▶ GIVEN RECORDS:
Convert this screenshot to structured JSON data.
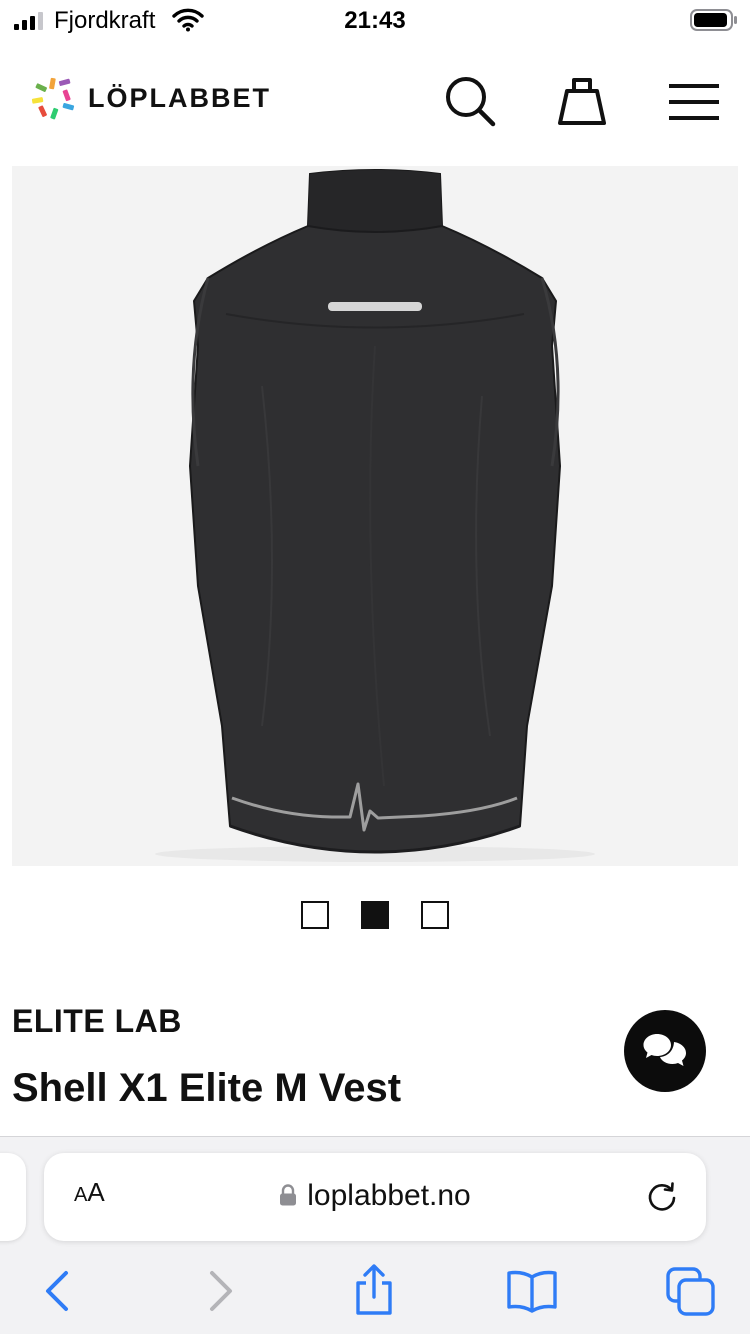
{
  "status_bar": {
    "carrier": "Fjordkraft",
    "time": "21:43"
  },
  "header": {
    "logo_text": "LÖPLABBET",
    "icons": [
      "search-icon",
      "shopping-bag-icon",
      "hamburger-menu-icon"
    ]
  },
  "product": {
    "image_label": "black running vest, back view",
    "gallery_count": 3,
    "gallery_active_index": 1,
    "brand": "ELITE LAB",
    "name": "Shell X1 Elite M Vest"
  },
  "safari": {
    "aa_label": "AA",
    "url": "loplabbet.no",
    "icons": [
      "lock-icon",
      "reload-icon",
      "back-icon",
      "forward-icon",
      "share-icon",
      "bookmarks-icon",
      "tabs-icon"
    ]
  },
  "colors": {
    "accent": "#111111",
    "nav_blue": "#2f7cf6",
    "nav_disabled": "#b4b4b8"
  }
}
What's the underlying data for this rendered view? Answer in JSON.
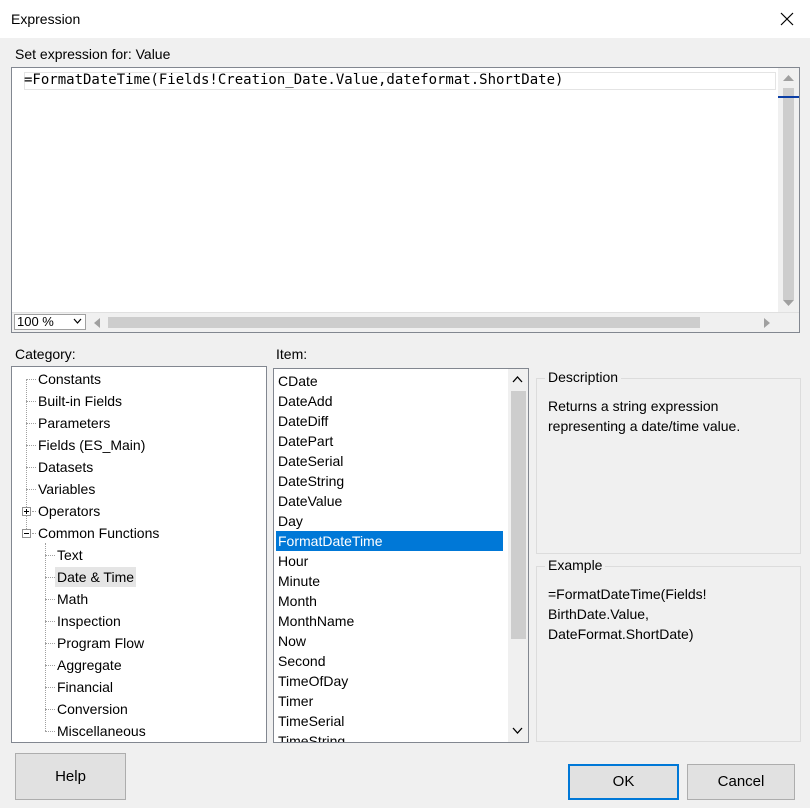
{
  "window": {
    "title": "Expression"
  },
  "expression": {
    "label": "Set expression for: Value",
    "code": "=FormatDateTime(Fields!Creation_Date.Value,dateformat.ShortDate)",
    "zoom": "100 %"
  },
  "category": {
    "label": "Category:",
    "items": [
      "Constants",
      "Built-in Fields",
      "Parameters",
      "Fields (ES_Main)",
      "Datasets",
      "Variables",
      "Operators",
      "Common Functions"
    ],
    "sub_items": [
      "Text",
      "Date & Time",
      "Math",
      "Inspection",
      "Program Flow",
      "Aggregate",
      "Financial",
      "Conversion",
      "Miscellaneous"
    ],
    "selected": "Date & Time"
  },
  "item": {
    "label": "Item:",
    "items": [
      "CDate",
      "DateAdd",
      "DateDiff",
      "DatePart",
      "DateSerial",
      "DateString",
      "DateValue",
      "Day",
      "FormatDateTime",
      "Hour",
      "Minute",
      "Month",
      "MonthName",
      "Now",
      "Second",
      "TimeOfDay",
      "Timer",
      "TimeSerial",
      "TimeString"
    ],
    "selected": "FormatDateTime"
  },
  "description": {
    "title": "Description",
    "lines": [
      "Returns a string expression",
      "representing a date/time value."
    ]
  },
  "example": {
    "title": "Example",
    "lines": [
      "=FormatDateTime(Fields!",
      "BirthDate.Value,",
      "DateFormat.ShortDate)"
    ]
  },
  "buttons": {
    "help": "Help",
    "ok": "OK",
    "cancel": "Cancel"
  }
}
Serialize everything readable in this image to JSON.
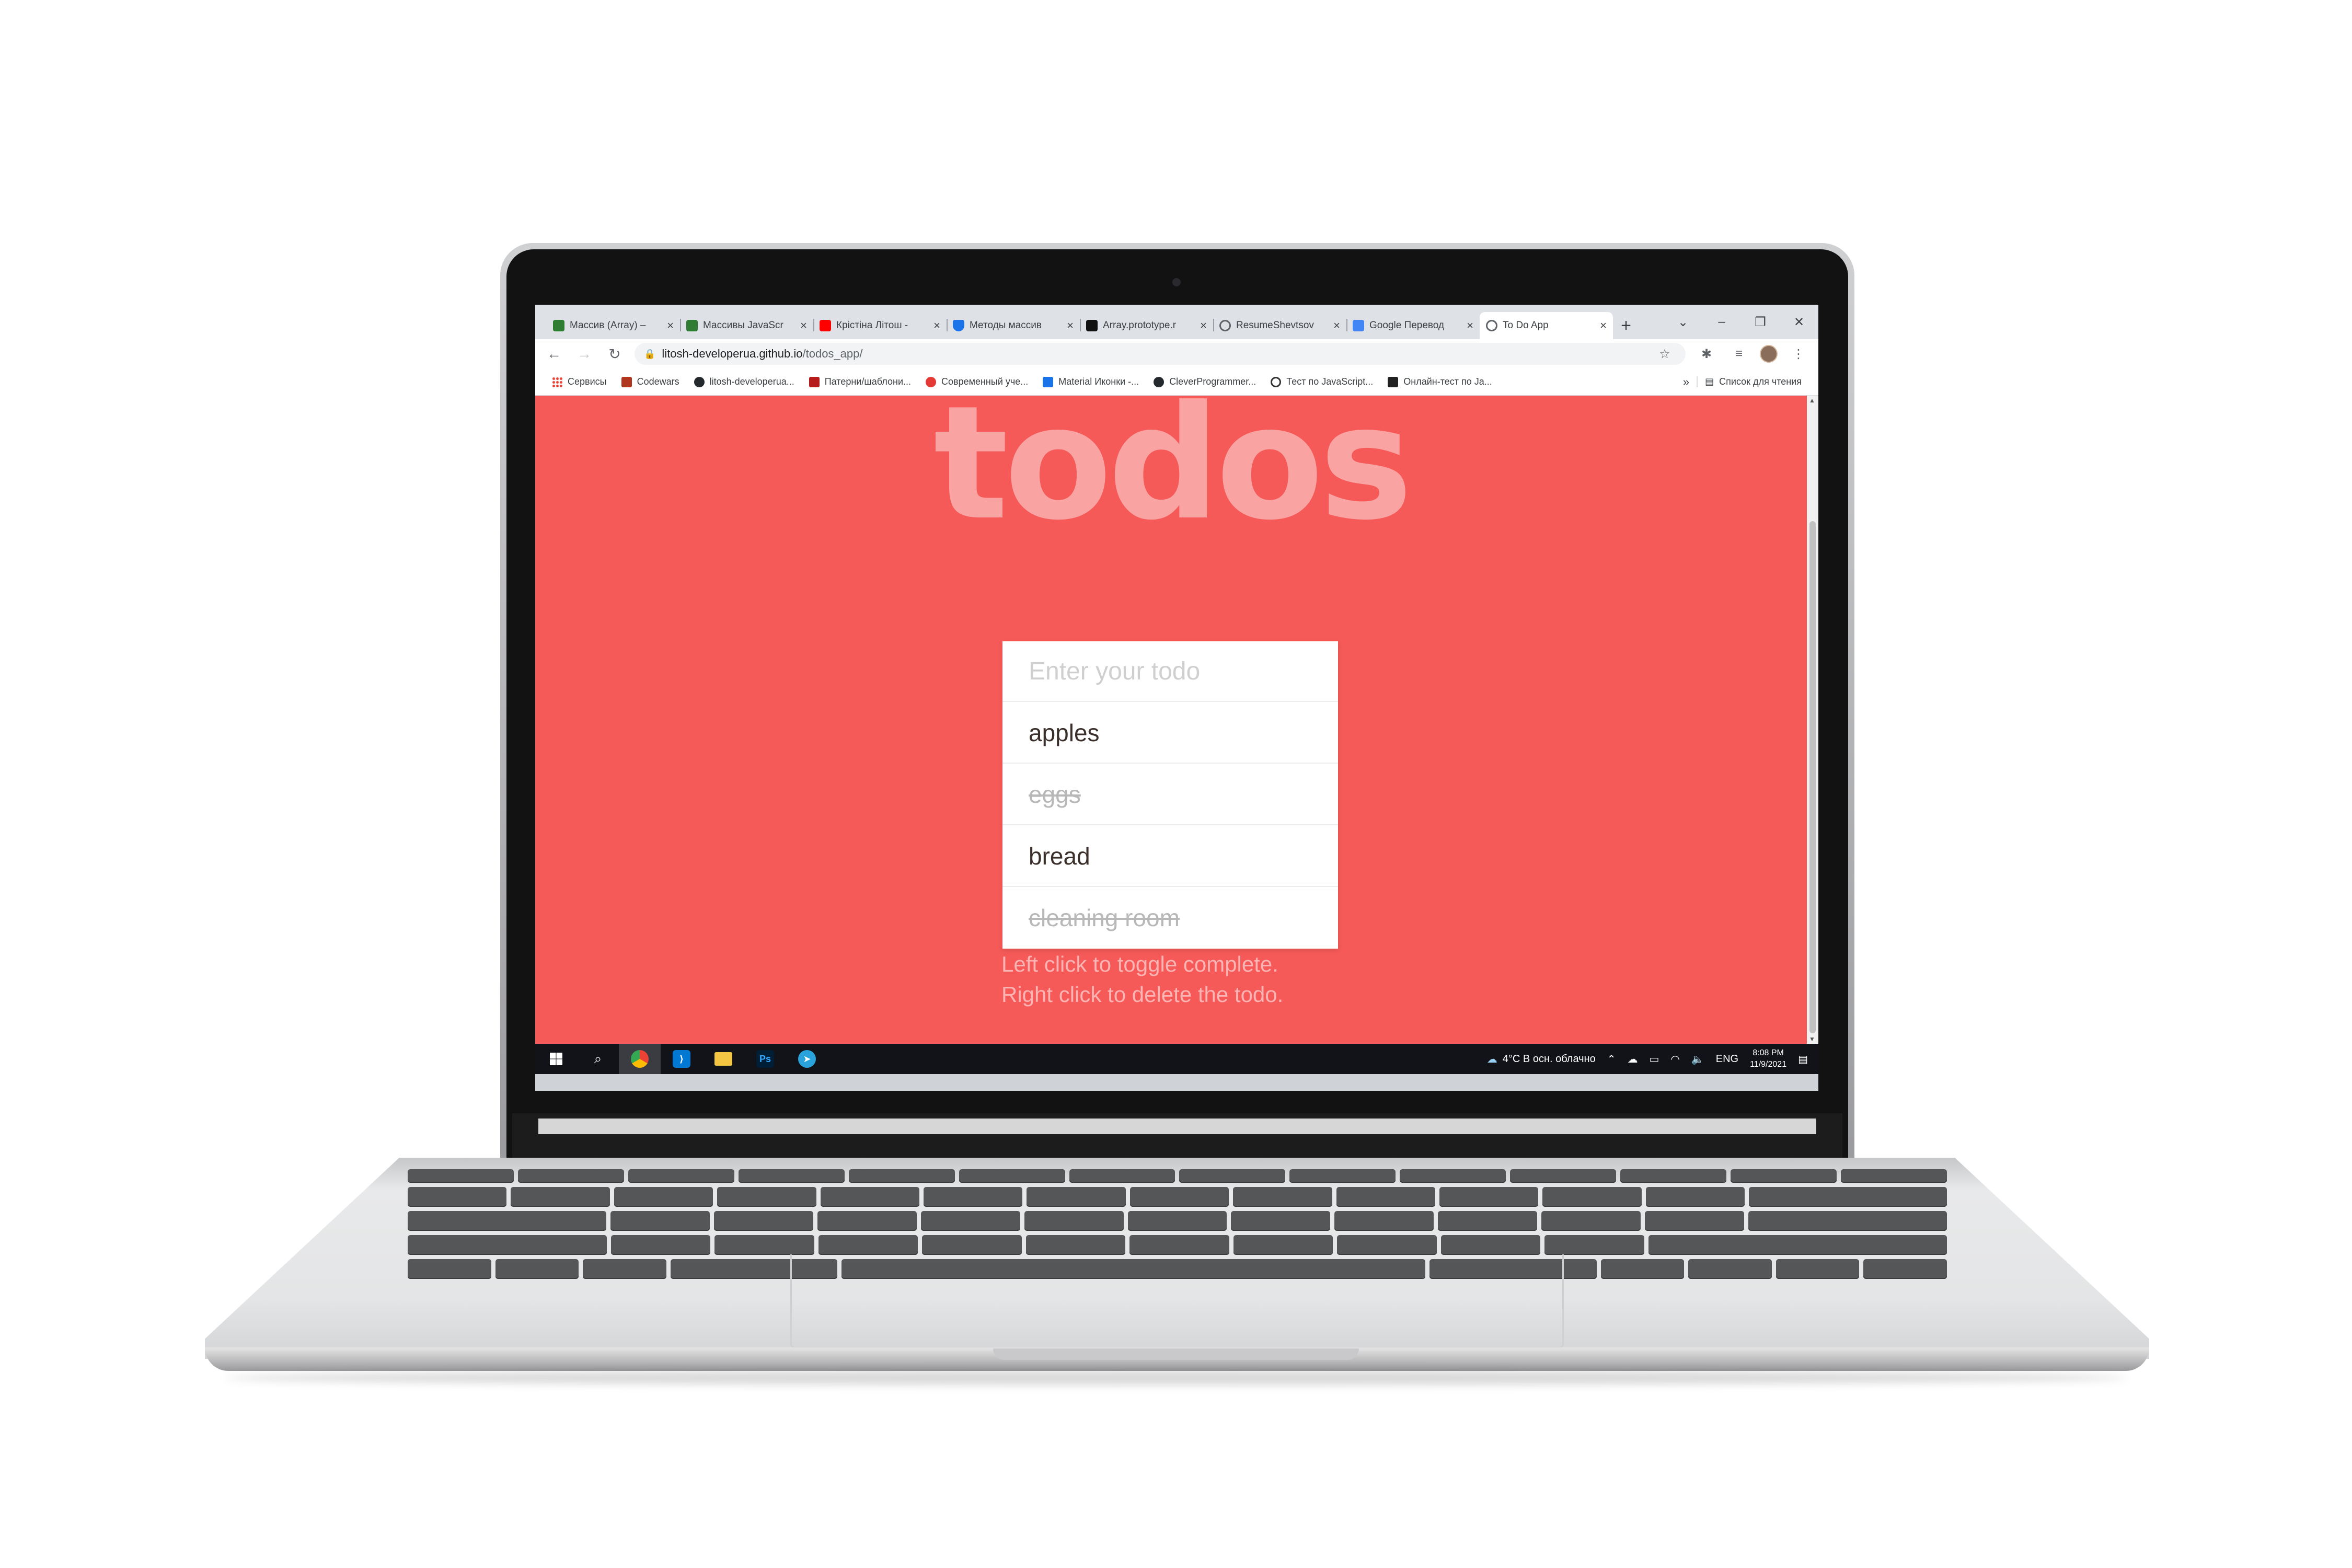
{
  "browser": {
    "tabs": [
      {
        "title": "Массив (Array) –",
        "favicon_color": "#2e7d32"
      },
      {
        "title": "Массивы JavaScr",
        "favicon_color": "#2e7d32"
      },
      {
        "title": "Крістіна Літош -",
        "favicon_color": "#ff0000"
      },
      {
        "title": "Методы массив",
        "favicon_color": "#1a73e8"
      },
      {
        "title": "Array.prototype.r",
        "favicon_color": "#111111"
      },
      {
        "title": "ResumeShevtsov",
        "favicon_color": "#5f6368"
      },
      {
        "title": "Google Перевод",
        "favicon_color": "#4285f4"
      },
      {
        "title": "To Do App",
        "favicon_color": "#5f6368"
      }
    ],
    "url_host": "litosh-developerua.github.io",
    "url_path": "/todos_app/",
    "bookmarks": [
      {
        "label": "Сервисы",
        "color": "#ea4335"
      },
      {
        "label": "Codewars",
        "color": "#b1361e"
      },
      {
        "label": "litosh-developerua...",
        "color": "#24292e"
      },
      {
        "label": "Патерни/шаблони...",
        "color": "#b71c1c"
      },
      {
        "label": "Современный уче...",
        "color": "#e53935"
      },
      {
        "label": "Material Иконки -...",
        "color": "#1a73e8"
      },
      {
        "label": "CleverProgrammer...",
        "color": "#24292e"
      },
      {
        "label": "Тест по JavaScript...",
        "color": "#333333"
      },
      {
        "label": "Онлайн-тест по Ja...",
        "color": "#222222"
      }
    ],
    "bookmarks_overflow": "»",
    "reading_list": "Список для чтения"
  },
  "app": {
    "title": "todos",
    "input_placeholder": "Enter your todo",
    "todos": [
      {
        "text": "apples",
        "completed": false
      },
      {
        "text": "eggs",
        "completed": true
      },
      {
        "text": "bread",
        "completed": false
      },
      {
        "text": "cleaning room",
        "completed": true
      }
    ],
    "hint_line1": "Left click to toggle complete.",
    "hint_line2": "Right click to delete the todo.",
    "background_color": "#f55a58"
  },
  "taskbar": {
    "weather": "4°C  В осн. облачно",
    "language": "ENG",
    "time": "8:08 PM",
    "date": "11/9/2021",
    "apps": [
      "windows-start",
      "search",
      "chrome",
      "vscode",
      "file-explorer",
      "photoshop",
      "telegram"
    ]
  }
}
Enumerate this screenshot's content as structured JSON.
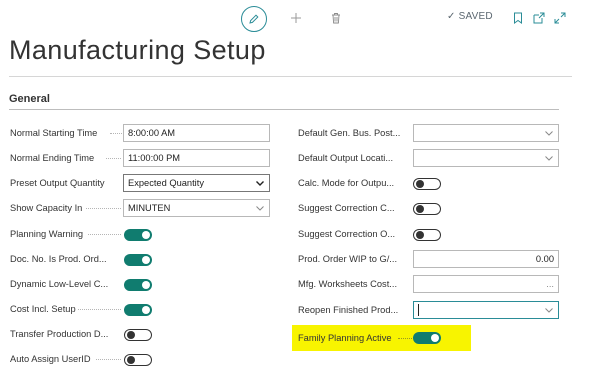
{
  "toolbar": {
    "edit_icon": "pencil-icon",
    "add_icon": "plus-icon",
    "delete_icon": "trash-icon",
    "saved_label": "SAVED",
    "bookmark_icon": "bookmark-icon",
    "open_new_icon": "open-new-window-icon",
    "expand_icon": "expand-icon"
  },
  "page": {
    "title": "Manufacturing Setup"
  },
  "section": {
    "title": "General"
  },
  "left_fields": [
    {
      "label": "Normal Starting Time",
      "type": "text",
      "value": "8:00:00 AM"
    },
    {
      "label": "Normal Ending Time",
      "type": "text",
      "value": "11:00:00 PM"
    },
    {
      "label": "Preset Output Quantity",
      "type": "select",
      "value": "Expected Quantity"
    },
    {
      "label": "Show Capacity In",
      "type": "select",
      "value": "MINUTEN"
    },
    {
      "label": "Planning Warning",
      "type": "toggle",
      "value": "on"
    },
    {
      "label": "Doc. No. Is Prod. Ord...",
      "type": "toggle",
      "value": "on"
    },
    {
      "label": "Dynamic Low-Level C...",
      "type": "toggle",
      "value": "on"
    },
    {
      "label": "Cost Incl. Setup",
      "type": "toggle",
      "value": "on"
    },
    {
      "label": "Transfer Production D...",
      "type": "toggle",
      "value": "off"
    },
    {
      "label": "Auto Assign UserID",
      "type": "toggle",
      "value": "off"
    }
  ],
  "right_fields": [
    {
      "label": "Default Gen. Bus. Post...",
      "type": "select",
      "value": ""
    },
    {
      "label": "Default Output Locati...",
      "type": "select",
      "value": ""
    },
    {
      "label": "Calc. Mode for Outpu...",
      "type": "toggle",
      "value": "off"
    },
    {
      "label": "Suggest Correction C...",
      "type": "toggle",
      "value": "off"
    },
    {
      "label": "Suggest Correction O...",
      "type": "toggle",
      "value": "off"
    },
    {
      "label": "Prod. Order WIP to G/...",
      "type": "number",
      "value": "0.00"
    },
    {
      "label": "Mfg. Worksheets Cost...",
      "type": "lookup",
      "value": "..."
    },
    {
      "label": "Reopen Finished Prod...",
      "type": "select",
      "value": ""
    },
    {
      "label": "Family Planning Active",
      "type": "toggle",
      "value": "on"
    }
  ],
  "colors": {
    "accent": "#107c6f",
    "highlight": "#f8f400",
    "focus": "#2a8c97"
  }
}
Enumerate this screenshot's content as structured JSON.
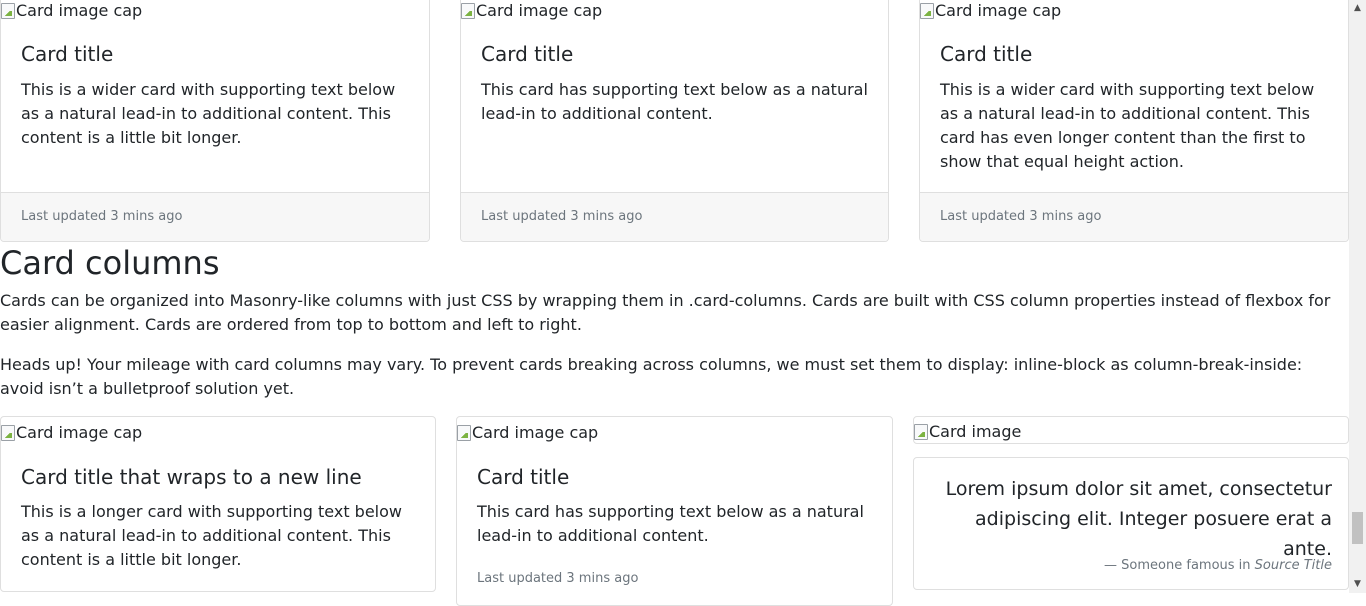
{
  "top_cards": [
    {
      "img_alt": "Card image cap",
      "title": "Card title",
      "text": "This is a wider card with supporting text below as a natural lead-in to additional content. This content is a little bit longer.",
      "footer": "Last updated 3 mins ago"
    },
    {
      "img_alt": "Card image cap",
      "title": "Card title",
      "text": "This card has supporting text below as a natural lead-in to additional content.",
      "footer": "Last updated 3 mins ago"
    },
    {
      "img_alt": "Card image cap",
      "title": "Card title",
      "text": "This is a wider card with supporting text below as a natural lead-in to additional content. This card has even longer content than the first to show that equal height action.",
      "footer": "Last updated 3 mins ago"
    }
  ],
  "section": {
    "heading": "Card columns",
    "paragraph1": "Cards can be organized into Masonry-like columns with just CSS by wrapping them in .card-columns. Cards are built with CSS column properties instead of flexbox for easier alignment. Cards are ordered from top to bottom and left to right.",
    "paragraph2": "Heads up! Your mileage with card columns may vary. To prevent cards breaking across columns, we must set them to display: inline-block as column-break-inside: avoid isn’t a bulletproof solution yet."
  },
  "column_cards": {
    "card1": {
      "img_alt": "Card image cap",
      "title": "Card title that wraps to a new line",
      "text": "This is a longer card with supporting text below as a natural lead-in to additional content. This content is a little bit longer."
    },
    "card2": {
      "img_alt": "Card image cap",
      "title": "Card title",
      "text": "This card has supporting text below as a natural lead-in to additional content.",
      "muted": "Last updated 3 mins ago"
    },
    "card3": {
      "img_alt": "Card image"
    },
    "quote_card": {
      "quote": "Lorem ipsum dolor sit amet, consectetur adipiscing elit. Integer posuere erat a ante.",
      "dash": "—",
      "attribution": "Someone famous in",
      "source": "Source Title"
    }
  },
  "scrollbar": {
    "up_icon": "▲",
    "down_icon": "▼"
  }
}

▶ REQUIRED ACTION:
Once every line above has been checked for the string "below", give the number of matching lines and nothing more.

▶ ANSWER:
5